Published Aug 13, 20 PM
By Rachel Meyer
Yesterday I sat with my kid in my lap and leafed through the latest Yoga Journal. There was a fashion supplement, a celebrity profile of a pretty teacher who married a famous actor, and a whole feature on how to dress to hide your figure flaws and look thinner on the mat (“How can I conceal my butt dimples?”).
I cancelled my subscription.
I felt sad. And dejected. And not good enough, especially since I’m a butt-dimpled new mom with a muffin top and it’s been awhile since I’ve done Natarajasana in high heels on a rooftop like Hilaria Baldwin. But mostly, I felt disappointed, because I’ve written a few pieces for YJ in the past and have always felt proud of finding a market for intelligent mindful writing amidst the glossy rags.
Today I’m sitting on the floor with my kid in my lap and he’s chewing on a soft fabric car with wheels that spin across the three sheet-covered yoga mats that we’ve laid out across the living room floor as a playmat. We’re making frozen toaster waffles (nope, not organic) with maple syrup and reading Where The Wild Things Are, which, incidentally, includes no fashion supplements. He’s learning how to sit by himself, and falling forward into Paschimottanasana every time. I’m wearing old black tutu-leggings with a hole in the crotch; my peeling, calloused feet haven’t had a pedicure since January; I ate 27 dark-chocolate-covered almonds from Trader Joe’s for breakfast (after finishing the peanut butter cups first), and my bare face is blotchy with postpartum rosacea.
It doesn’t look anything like a Yoga Journal spread. There are no high heels or probiotics to be found. And yet, it feels very much like yoga.
My son is the child of two long-time yogis. He’ll grow up learning a lot about yoga. We’ll teach him the Primary Series when he’s ready. He already does Navasana in the bath, and says goodnight to Buddha and Ganesha and Shiva and Vishnu every evening before bed. But I want him to know the kind of yoga that’s about being wild and loving and unpretentious and free. The yoga that means learning how to be real, and fearless, and gentle, and compassionate, and kind. Not the type that was
tes precious life energy worrying about covering up the “flaws” in your “apple- or pear-shaped” temple of All That Is Good And Holy.

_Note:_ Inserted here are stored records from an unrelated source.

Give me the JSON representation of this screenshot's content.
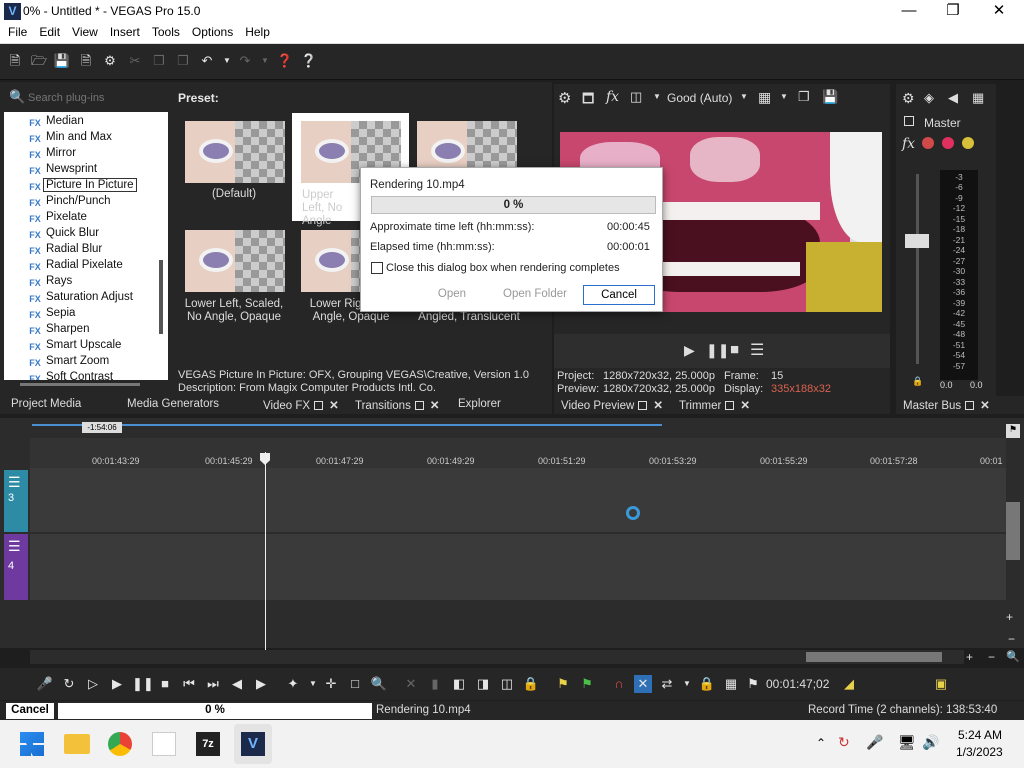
{
  "window": {
    "title": "0% - Untitled * - VEGAS Pro 15.0",
    "app_icon": "V"
  },
  "menu": [
    "File",
    "Edit",
    "View",
    "Insert",
    "Tools",
    "Options",
    "Help"
  ],
  "plugins": {
    "search_placeholder": "Search plug-ins",
    "items": [
      "Median",
      "Min and Max",
      "Mirror",
      "Newsprint",
      "Picture In Picture",
      "Pinch/Punch",
      "Pixelate",
      "Quick Blur",
      "Radial Blur",
      "Radial Pixelate",
      "Rays",
      "Saturation Adjust",
      "Sepia",
      "Sharpen",
      "Smart Upscale",
      "Smart Zoom",
      "Soft Contrast"
    ],
    "selected": "Picture In Picture",
    "fx_label": "FX"
  },
  "presets": {
    "label": "Preset:",
    "items": [
      "(Default)",
      "Upper Left, No Angle",
      "Lower Left, Scaled, No Angle, Opaque",
      "Lower Right, No Angle, Opaque",
      "Angled, Translucent"
    ]
  },
  "description": {
    "line1": "VEGAS Picture In Picture: OFX, Grouping VEGAS\\Creative, Version 1.0",
    "line2": "Description: From Magix Computer Products Intl. Co."
  },
  "left_tabs": {
    "project_media": "Project Media",
    "media_generators": "Media Generators",
    "video_fx": "Video FX",
    "transitions": "Transitions",
    "explorer": "Explorer"
  },
  "preview": {
    "quality": "Good (Auto)",
    "project_label": "Project:",
    "project_value": "1280x720x32, 25.000p",
    "preview_label": "Preview:",
    "preview_value": "1280x720x32, 25.000p",
    "frame_label": "Frame:",
    "frame_value": "15",
    "display_label": "Display:",
    "display_value": "335x188x32",
    "tab_video_preview": "Video Preview",
    "tab_trimmer": "Trimmer",
    "display_color": "#d8624e"
  },
  "mixer": {
    "master": "Master",
    "meter_labels": [
      "-3",
      "-6",
      "-9",
      "-12",
      "-15",
      "-18",
      "-21",
      "-24",
      "-27",
      "-30",
      "-33",
      "-36",
      "-39",
      "-42",
      "-45",
      "-48",
      "-51",
      "-54",
      "-57"
    ],
    "peak_left": "0.0",
    "peak_right": "0.0",
    "tab_master_bus": "Master Bus"
  },
  "dialog": {
    "title": "Rendering 10.mp4",
    "progress": "0 %",
    "time_left_label": "Approximate time left (hh:mm:ss):",
    "time_left_value": "00:00:45",
    "elapsed_label": "Elapsed time (hh:mm:ss):",
    "elapsed_value": "00:00:01",
    "close_checkbox": "Close this dialog box when rendering completes",
    "open": "Open",
    "open_folder": "Open Folder",
    "cancel": "Cancel"
  },
  "timeline": {
    "region_marker": "-1:54:06",
    "ticks": [
      "00:01:43:29",
      "00:01:45:29",
      "00:01:47:29",
      "00:01:49:29",
      "00:01:51:29",
      "00:01:53:29",
      "00:01:55:29",
      "00:01:57:28",
      "00:01"
    ],
    "track1_number": "3",
    "track2_number": "4"
  },
  "transport": {
    "time": "00:01:47;02"
  },
  "status": {
    "cancel": "Cancel",
    "progress": "0 %",
    "rendering": "Rendering 10.mp4",
    "record_time": "Record Time (2 channels): 138:53:40"
  },
  "taskbar": {
    "time": "5:24 AM",
    "date": "1/3/2023"
  }
}
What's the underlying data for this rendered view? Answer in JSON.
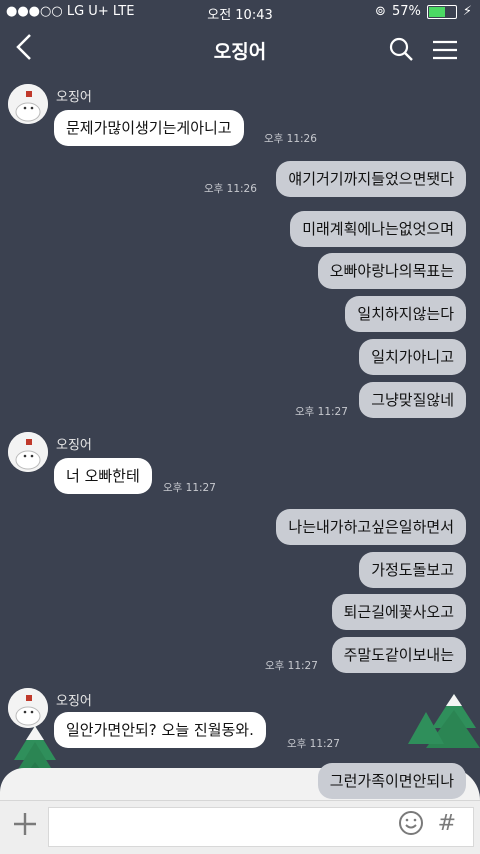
{
  "status": {
    "carrier": "●●●○○ LG U+  LTE",
    "time": "오전 10:43",
    "battery": "57%",
    "battery_level": 0.57
  },
  "nav": {
    "title": "오징어"
  },
  "sender": {
    "name": "오징어"
  },
  "messages": [
    {
      "text": "문제가많이생기는게아니고",
      "time": "오후 11:26"
    },
    {
      "text": "얘기거기까지들었으면됏다",
      "time": "오후 11:26"
    },
    {
      "text": "미래계획에나는없엇으며"
    },
    {
      "text": "오빠야랑나의목표는"
    },
    {
      "text": "일치하지않는다"
    },
    {
      "text": "일치가아니고"
    },
    {
      "text": "그냥맞질않네",
      "time": "오후 11:27"
    },
    {
      "text": "너 오빠한테",
      "time": "오후 11:27"
    },
    {
      "text": "나는내가하고싶은일하면서"
    },
    {
      "text": "가정도돌보고"
    },
    {
      "text": "퇴근길에꽃사오고"
    },
    {
      "text": "주말도같이보내는",
      "time": "오후 11:27"
    },
    {
      "text": "일안가면안되? 오늘 진월동와.",
      "time": "오후 11:27"
    },
    {
      "text": "그런가족이면안되나"
    }
  ],
  "input": {
    "hash": "#"
  }
}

So we’ll keep eating waffles. I’ll bandage my blistered toes. And we’ll leave Yoga Journal on the magazine rack
for someone else to buy.
About Rachel Meyer
Rachel Meyer is a San Francisco-based writer and yoga teacher who believes in keeping things real. Someday she’ll actually finish that book manuscript she’s been avoiding. In the meantime, you can find further musings on yoga, meditation, and more at her literary practice mat, www.rawrach.com, or on her website at www.rachelmeyeryoga.com